| What you have to do |
Read the records and gather each line that includes "label".
[Provided information — start]
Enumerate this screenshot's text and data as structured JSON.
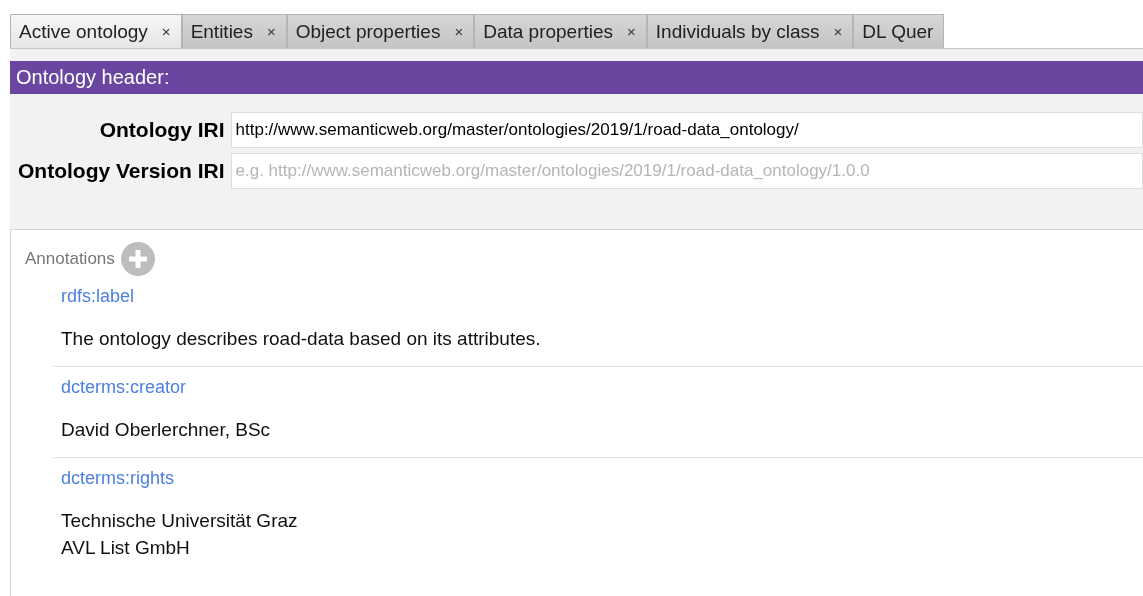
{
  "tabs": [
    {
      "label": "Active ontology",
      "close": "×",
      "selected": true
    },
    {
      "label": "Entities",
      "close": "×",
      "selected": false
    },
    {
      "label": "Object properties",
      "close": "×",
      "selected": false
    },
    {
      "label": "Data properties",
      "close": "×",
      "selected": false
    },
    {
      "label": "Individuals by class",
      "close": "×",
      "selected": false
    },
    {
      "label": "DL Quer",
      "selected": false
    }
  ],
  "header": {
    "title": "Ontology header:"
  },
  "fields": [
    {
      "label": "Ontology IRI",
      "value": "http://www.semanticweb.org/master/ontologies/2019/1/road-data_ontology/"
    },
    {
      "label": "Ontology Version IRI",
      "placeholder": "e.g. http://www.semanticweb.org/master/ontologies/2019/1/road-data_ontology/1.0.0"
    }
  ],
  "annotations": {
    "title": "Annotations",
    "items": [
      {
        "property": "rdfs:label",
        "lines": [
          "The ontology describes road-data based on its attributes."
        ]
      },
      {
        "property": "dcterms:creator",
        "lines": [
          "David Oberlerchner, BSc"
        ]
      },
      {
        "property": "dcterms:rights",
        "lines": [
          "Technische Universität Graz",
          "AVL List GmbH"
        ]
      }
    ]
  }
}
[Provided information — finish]
| Response area |
      "label": "Active ontology",
      "label": "Entities",
      "label": "Object properties",
      "label": "Data properties",
      "label": "Individuals by class",
      "label": "DL Quer",
      "label": "Ontology IRI",
      "label": "Ontology Version IRI",
        "property": "rdfs:label",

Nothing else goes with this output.